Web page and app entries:

________________

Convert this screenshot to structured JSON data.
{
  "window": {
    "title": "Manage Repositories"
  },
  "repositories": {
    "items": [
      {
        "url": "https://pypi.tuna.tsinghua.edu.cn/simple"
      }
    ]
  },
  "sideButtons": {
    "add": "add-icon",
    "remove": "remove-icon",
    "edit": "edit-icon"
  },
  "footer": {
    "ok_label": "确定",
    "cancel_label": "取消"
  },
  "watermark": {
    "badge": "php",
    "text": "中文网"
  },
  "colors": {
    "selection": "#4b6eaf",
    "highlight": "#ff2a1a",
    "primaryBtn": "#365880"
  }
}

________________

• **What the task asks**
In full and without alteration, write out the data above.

• **Result below**
Convert this screenshot to structured JSON data.
{
  "window": {
    "title": "Manage Repositories"
  },
  "repositories": {
    "items": [
      {
        "url": "https://pypi.tuna.tsinghua.edu.cn/simple"
      }
    ]
  },
  "sideButtons": {
    "add": "add-icon",
    "remove": "remove-icon",
    "edit": "edit-icon"
  },
  "footer": {
    "ok_label": "确定",
    "cancel_label": "取消"
  },
  "watermark": {
    "badge": "php",
    "text": "中文网"
  },
  "colors": {
    "selection": "#4b6eaf",
    "highlight": "#ff2a1a",
    "primaryBtn": "#365880"
  }
}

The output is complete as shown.